Search the records for the string "this" and copy every line where it turns up.

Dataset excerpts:
######
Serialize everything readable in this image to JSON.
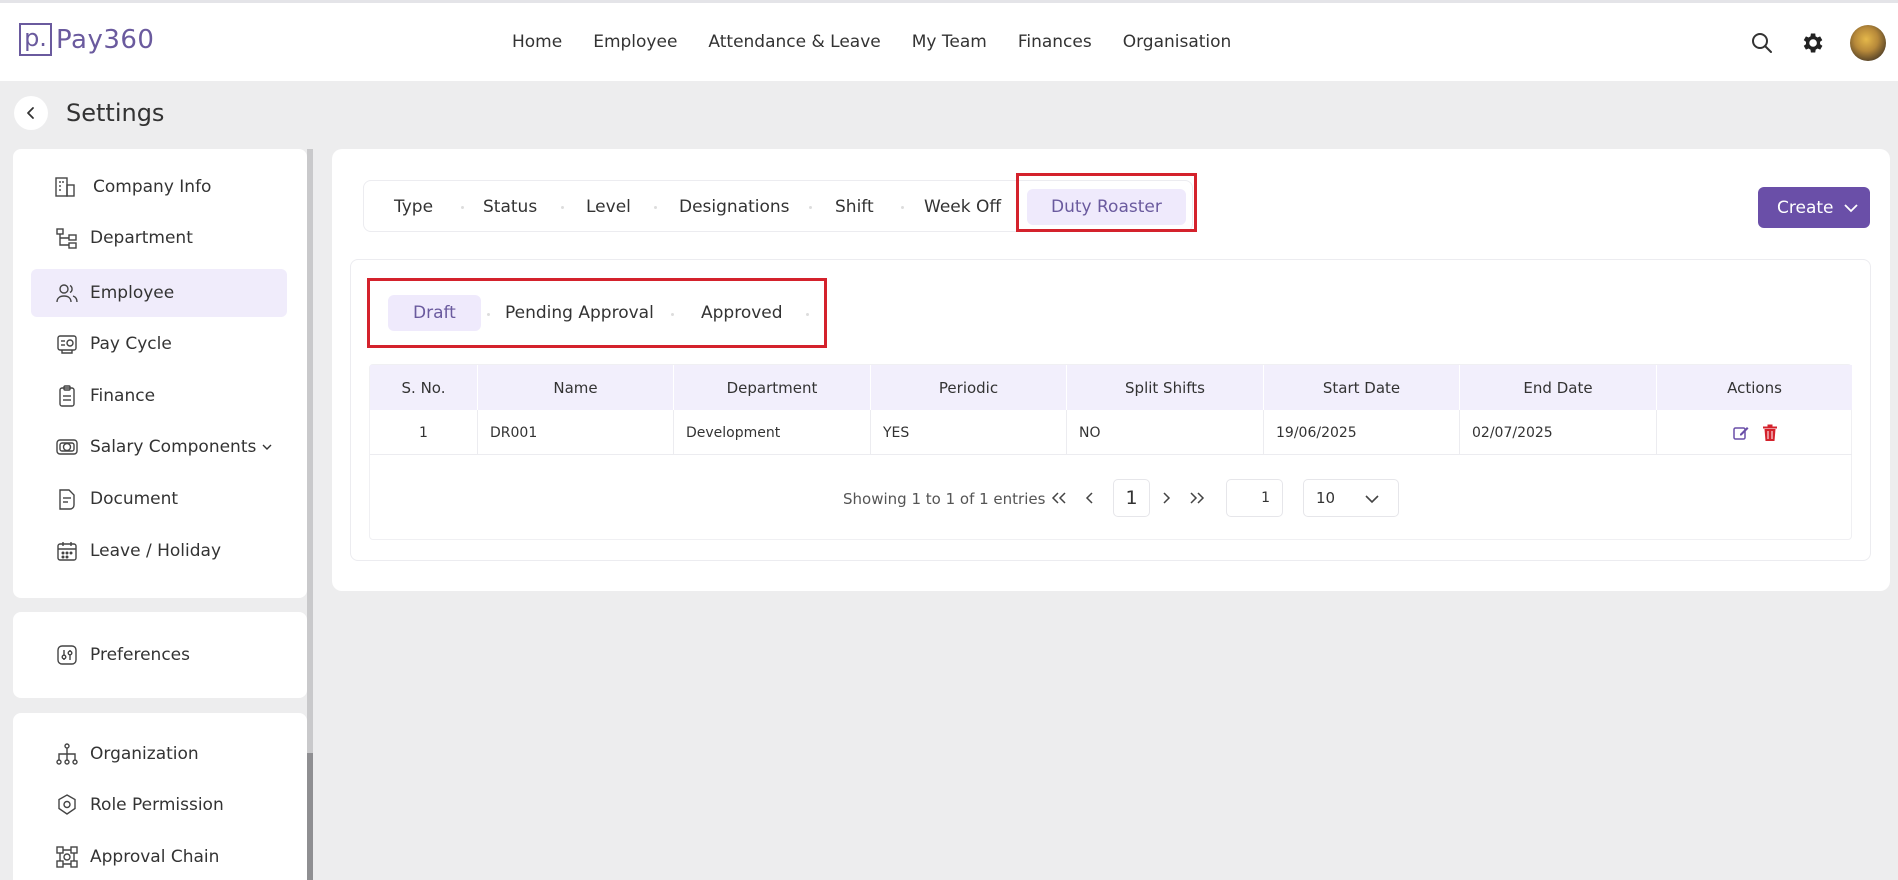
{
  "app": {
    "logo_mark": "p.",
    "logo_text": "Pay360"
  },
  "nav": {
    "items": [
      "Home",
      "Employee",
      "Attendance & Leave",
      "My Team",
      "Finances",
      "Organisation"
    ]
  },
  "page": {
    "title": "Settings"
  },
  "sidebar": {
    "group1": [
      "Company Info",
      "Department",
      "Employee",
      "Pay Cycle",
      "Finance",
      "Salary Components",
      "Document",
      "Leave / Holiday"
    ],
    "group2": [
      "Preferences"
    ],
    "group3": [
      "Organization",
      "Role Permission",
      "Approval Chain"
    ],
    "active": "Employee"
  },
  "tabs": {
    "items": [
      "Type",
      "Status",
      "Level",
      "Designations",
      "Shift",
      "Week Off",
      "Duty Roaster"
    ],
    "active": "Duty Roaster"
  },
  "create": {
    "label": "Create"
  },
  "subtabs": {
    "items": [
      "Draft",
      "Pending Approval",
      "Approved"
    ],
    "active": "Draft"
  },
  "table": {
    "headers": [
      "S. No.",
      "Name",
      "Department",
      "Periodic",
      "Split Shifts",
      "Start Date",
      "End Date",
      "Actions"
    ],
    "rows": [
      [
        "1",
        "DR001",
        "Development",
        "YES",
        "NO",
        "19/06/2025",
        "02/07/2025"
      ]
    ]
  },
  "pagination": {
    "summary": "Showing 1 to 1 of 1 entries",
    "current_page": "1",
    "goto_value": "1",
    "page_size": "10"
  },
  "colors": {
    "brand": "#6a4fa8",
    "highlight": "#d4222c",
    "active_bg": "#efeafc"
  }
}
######
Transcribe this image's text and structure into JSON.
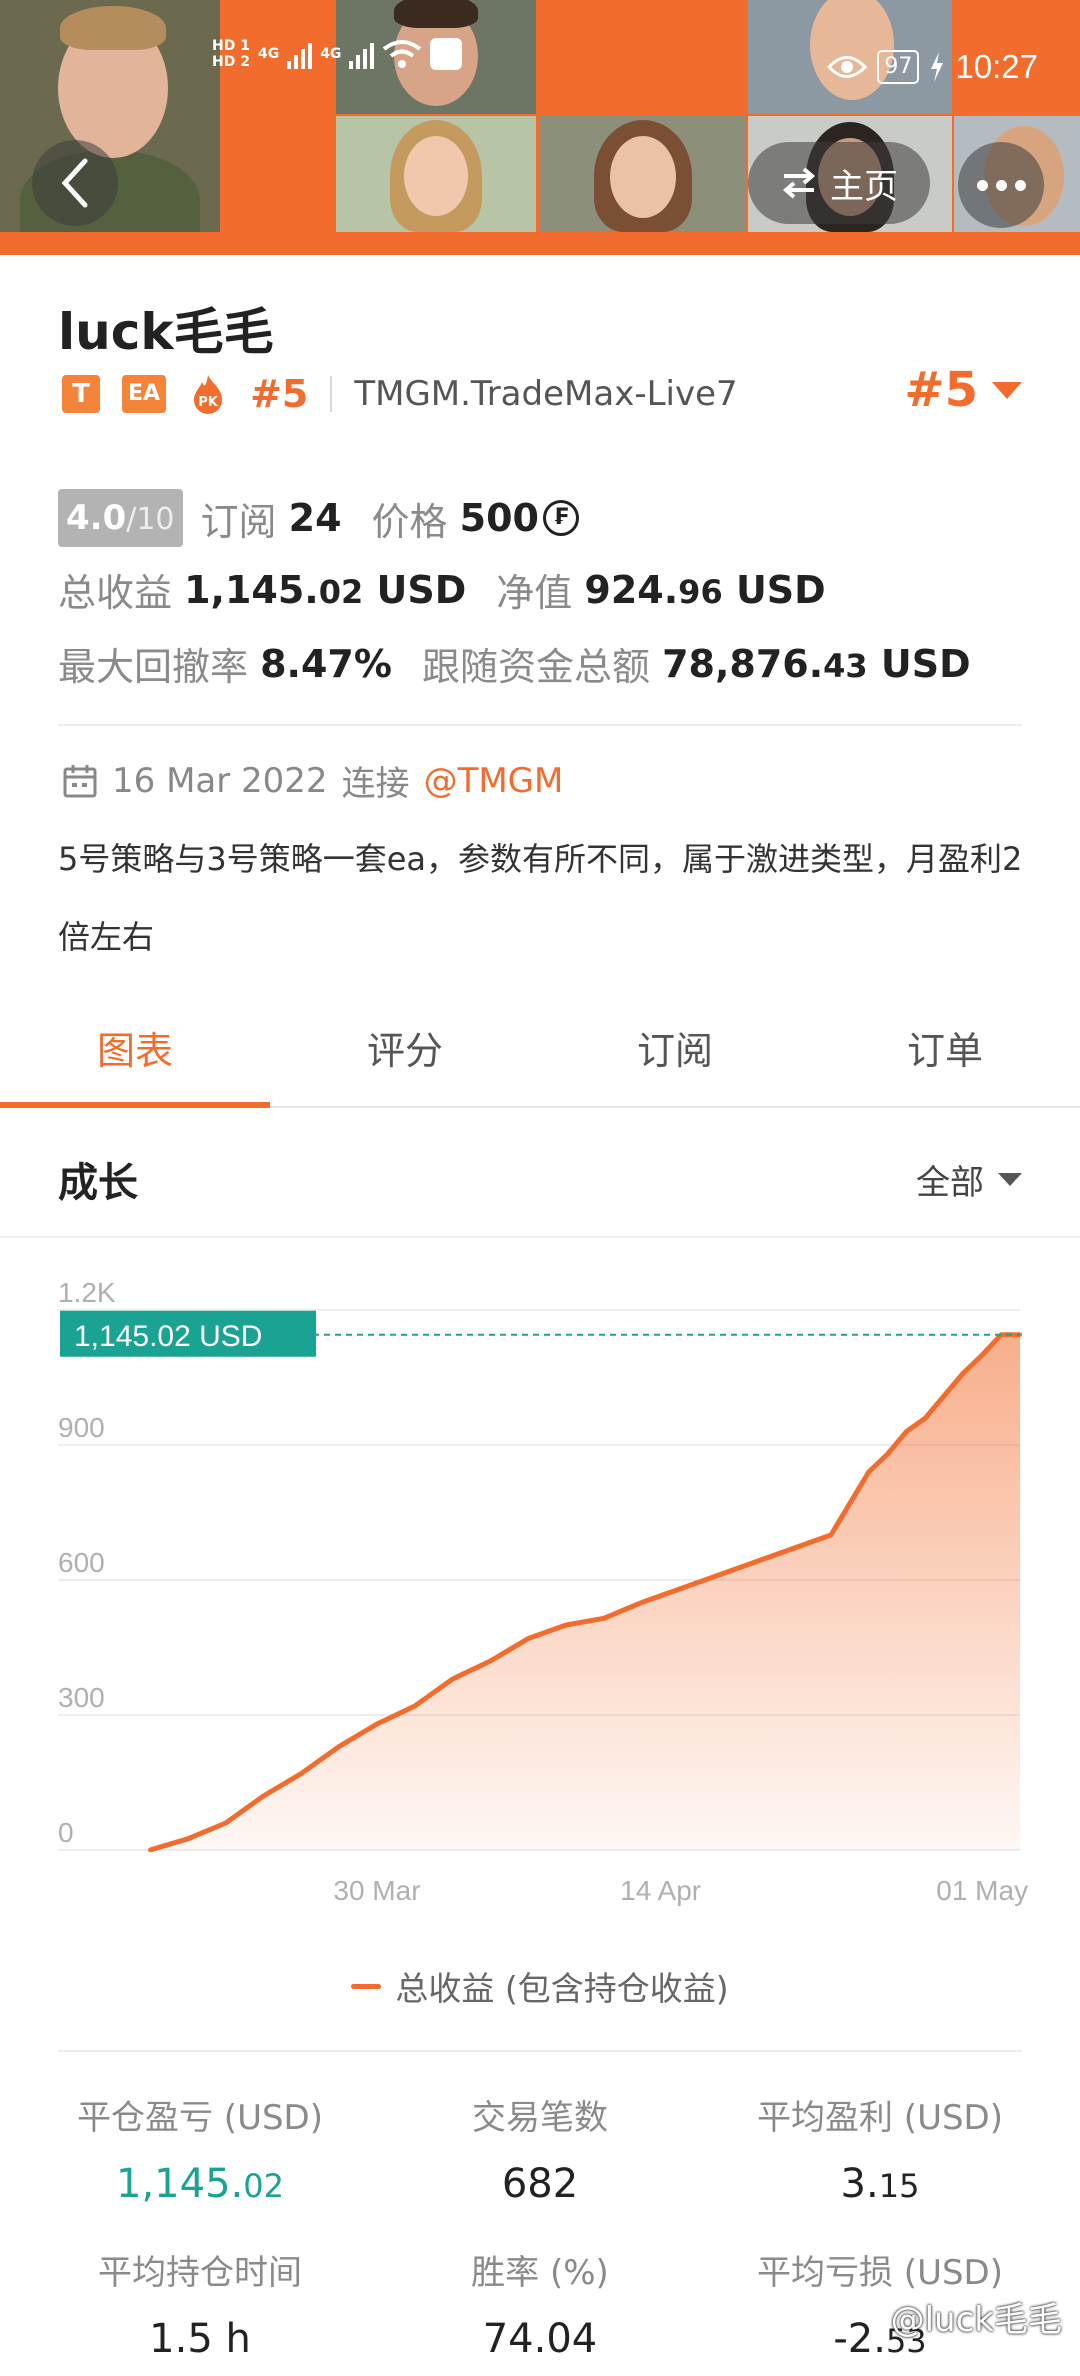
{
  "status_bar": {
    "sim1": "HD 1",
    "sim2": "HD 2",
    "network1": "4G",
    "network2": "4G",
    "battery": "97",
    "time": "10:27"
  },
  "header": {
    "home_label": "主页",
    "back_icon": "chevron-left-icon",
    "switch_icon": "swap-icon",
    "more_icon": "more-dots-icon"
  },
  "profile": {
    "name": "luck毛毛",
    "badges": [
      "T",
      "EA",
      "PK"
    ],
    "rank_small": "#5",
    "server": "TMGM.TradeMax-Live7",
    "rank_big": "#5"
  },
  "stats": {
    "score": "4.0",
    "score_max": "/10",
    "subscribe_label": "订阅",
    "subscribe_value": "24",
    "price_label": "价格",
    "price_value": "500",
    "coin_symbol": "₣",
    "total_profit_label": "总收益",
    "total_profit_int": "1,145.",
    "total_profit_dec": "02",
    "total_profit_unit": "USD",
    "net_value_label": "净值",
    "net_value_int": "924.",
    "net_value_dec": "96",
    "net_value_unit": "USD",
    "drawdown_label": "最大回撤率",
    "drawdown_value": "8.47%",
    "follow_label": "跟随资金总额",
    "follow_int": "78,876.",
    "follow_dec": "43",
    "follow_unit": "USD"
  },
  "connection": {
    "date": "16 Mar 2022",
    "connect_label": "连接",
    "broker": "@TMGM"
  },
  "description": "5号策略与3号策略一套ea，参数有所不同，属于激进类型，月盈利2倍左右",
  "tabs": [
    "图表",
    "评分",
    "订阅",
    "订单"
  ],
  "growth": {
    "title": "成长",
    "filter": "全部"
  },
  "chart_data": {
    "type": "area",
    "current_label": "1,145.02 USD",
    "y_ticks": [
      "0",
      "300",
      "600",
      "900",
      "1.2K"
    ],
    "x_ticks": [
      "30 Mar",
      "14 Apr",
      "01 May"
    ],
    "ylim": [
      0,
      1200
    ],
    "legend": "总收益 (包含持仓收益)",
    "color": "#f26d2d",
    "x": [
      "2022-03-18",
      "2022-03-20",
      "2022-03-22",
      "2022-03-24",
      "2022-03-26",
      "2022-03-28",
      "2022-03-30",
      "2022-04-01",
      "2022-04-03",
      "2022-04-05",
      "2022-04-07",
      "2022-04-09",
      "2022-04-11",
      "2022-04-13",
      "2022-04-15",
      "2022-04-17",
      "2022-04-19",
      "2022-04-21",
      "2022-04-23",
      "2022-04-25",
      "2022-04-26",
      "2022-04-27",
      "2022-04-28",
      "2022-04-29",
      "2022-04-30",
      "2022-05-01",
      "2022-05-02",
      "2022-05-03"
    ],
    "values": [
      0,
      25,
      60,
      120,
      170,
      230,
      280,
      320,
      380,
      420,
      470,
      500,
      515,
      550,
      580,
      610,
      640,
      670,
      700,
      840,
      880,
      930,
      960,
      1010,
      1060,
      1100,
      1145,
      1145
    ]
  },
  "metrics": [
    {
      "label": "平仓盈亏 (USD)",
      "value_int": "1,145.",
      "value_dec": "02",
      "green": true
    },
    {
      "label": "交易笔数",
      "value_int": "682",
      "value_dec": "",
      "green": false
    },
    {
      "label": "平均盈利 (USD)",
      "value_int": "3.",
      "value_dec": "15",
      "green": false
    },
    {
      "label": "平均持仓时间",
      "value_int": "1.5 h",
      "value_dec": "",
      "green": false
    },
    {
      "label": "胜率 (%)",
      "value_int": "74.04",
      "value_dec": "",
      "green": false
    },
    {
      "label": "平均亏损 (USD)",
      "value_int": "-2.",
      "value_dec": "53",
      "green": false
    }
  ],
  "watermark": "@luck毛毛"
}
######
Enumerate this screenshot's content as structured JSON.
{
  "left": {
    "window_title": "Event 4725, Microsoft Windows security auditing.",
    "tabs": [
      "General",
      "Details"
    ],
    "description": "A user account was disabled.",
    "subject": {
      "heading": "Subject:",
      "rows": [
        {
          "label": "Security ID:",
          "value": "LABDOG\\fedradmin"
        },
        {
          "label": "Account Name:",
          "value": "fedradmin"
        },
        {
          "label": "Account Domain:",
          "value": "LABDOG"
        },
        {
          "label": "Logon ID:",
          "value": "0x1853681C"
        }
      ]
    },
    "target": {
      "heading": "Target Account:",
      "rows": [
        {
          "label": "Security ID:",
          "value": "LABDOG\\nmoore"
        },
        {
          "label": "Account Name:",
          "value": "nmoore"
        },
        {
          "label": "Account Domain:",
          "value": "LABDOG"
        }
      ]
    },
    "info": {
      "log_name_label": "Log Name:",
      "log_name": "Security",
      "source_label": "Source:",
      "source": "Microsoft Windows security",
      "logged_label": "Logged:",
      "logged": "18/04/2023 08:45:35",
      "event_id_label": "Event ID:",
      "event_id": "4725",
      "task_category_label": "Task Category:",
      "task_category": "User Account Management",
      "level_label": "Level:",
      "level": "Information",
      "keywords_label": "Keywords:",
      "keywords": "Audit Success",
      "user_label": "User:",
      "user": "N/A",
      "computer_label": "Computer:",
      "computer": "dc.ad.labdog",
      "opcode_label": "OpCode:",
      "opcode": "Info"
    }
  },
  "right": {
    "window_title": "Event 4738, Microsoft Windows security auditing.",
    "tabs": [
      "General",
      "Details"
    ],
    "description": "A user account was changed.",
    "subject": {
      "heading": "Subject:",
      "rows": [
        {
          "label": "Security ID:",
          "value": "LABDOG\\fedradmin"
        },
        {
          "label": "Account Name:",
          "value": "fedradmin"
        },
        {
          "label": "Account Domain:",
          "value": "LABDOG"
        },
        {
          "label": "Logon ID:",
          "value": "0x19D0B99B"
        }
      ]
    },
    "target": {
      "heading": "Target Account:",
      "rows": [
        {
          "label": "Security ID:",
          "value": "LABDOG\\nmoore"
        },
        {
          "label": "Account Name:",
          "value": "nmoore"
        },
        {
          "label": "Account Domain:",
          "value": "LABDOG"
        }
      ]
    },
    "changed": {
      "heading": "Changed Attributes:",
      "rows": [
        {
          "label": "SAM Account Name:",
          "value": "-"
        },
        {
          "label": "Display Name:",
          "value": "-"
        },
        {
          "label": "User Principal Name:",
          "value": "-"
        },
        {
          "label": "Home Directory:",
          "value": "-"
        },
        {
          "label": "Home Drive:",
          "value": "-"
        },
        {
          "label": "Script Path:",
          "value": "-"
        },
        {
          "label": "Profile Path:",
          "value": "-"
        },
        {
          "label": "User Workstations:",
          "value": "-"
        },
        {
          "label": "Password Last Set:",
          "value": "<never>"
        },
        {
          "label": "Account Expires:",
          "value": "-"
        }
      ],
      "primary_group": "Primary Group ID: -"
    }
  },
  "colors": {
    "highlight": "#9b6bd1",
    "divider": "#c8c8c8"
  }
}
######
TASK SOLUTION:
Serialize everything readable in this image to JSON.
Transcribe this image's text and structure into JSON.
Enumerate this screenshot's content as structured JSON.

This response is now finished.